An employment tribunal has found in the case of Allette v Scarsdale Grange Nursing Home Limited that Ms C Allette was fairly dismissed from her place of work after she refused to vaccinate against COVID-19. Her claims of unfair dismissal and wrongful dismissal were considered ‘not well-founded’ at tribunal.
Quick run-down of the facts
In December 2020 the government launched a vaccine rollout for care-home residents and employees as the sector had been identified as particularly vulnerable to the covid-19 pandemic. Unfortunately, Scarsdale Grange suffered an outbreak of covid in December 2020 that affected both employees and residents greatly, with some residents sadly losing their lives. As a result, Scarsdale Grange had to re-schedule their original arrangements for a vaccine rollout from December 2020 to January 2021. At this time, the government had not made it mandatory for care home workers to be vaccinated to work, but Scarsdale Grange care home conveyed that it would be mandatory for employees to receive the vaccine if they wanted to remain an employee with them. Ms Allette had not realised this until the day before the vaccine was due to be administered and had believed that uptake was simply encouraged. During a phone call, she explained that she would be refusing the vaccine as she did not trust it.
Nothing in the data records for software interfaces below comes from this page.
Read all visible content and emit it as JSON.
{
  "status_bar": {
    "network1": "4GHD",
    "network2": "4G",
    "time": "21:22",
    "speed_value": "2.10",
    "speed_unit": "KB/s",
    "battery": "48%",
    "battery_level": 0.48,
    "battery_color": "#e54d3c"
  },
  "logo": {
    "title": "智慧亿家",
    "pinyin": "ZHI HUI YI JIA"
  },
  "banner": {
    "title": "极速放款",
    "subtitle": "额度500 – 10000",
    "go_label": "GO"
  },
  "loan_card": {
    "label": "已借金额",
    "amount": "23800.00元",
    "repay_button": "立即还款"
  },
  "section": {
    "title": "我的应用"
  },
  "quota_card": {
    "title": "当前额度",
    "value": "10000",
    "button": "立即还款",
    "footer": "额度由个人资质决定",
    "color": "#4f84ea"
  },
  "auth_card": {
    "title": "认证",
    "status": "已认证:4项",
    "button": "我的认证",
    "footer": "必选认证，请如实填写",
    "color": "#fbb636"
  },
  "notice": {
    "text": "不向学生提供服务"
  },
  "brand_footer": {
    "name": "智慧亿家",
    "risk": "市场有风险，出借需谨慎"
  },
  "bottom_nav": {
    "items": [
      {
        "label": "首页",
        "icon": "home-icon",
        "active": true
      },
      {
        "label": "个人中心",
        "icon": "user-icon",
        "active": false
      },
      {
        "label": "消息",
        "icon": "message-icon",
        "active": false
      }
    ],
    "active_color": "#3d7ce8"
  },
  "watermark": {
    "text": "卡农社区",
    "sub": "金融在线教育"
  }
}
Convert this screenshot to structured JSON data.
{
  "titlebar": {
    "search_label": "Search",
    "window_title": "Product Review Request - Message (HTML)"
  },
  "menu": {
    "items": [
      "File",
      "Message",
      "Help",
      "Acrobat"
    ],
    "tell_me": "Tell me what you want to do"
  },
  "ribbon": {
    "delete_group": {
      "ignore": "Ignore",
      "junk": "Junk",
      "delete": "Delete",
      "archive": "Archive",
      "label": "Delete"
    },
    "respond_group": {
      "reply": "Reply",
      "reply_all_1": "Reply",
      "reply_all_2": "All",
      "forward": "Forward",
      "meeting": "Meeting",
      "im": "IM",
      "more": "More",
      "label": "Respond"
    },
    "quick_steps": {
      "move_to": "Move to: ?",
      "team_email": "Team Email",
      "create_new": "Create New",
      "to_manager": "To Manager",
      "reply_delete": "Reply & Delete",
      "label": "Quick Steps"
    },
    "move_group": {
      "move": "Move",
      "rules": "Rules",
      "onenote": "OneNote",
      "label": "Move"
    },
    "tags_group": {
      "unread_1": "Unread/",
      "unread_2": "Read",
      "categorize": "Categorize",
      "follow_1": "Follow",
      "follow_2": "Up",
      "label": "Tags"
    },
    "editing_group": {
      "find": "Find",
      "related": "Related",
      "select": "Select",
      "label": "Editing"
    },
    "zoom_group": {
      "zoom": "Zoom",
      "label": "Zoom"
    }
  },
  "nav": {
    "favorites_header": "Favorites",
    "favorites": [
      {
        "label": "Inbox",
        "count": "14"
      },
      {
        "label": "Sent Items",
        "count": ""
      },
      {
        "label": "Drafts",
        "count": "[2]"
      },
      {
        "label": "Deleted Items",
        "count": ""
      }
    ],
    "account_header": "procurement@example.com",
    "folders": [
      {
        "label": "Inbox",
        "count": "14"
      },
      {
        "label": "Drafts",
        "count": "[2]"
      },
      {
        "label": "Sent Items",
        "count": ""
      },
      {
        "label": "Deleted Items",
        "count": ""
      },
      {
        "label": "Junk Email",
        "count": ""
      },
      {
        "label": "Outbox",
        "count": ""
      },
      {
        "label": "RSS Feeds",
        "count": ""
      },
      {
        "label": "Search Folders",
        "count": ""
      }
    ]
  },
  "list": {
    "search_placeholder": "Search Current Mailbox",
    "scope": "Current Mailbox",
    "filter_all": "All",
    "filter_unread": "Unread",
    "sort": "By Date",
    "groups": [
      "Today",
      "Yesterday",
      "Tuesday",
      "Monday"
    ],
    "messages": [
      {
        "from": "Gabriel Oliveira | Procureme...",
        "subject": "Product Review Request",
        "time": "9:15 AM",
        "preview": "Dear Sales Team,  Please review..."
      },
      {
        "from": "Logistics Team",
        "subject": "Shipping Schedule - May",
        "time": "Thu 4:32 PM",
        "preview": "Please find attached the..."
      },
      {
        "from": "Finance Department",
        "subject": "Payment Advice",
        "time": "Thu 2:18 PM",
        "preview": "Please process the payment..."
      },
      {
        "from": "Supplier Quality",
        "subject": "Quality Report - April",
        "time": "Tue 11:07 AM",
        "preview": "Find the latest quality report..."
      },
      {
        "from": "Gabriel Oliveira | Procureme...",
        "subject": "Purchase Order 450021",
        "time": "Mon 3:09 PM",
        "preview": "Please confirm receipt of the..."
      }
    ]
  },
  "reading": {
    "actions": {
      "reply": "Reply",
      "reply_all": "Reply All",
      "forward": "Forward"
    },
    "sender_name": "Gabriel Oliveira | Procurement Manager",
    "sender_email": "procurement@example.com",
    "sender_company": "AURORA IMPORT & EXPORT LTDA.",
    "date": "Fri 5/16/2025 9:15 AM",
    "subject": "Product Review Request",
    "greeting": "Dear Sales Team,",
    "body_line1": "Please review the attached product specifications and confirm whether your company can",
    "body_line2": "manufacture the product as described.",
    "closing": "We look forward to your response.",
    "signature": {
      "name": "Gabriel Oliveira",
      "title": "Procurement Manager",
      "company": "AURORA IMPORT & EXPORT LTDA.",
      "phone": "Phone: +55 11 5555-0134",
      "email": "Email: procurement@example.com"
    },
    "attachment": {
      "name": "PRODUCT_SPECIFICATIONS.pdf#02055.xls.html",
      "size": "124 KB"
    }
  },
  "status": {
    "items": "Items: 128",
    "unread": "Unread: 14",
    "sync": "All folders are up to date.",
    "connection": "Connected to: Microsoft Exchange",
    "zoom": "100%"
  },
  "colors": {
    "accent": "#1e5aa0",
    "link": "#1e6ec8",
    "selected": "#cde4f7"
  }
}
Following this, Allette was invited to a disciplinary hearing for failing to follow a reasonable management instruction. During this she claimed that her reason for refusing the vaccine was due to her Rastafarian religious beliefs which she claimed to have referenced originally. The Tribunal found that Scarsdale Grange was unaware that the claimant was a practicing Rastafarian until the disciplinary hearing. During this hearing, it was explained to the claimant that it was reasonable for the care home to mandate her uptake of the vaccine for their insurance coverage concerns. Allette was the only permanent member of staff out of a total of 65 to not receive the vaccine and was therefore ‘the most likely vector for infection’ which puts Scarsdale Grange at risk to litigation claims. As a result of all considerations, Allette was dismissed for gross misconduct on the grounds of failing to follow a reasonable management instruction to be vaccinated.
The claimant brought claims for unfair dismissal and wrongful dismissal.
The employment tribunal dismissed both claims, it found that Scarsdale Grange had “acted within the range of reasonable responses of a reasonable employer”. It was accepted that the care home had a primary legitimate aim to protect the health of their residents, staff and visitors, and a secondary aim to not breach their insurance policy. The tribunal accepted that there was a pressing need to try and reduce the risk factors that covid had presented, and therefore any interference with the claimants right to respect for private life under Article 8 of the ECHR was justified.
The tribunal also ruled that Allette was not genuine in her refusal of the vaccine on religious grounds, and that refusal based on mere scepticism of official advice was grounds enough for Scarsdale Grange to dismiss the claimant for failure to follow the managements instruction to take the vaccine.
What does this ruling mean?
During the timeframe of this case, the vaccine was not mandatory for care home workers. Since then, there has been legislation that requires frontline health care workers to have the vaccine if they do not have a genuine medical exemption. Dismissal of an employee who refuses to take the vaccine is now reasonable on statutory grounds.
However, the ruling may be a good indicator for industries where vaccination is not currently compulsory but staff come into close contact with others. It is important to note that this case is not legally binding, but merely presents how a tribunal may approach similar cases in relation to the covid vaccine. This case may also be subject to appeal, and it is likely that over coming months there will be similar cases brought to tribunal.
mpm insights – What should employers consider?
Each case will ride on its own facts and disciplining or dismissing an employee for refusing to get vaccinated still comes with various risks, especially for employers outside the healthcare sector. Employers should consider:
- Reasonableness – employers need to prove that it was reasonable to mandate the vaccine on its employees
- Discrimination – is the reason for refusal one that might be protected by UK discrimination laws?
- Constructive dismissal – employers should be careful of placing undue pressure on employees to get vaccinated to avoid claims of workplace bullying
- GDPR – asking for employees to provide their vaccination status will fall within the scope of GDPR as special category data, and will be subject to all the additional protections that apply
If in doubt, pick up the phone to your usual contact at mpm legal to discuss your particular situation.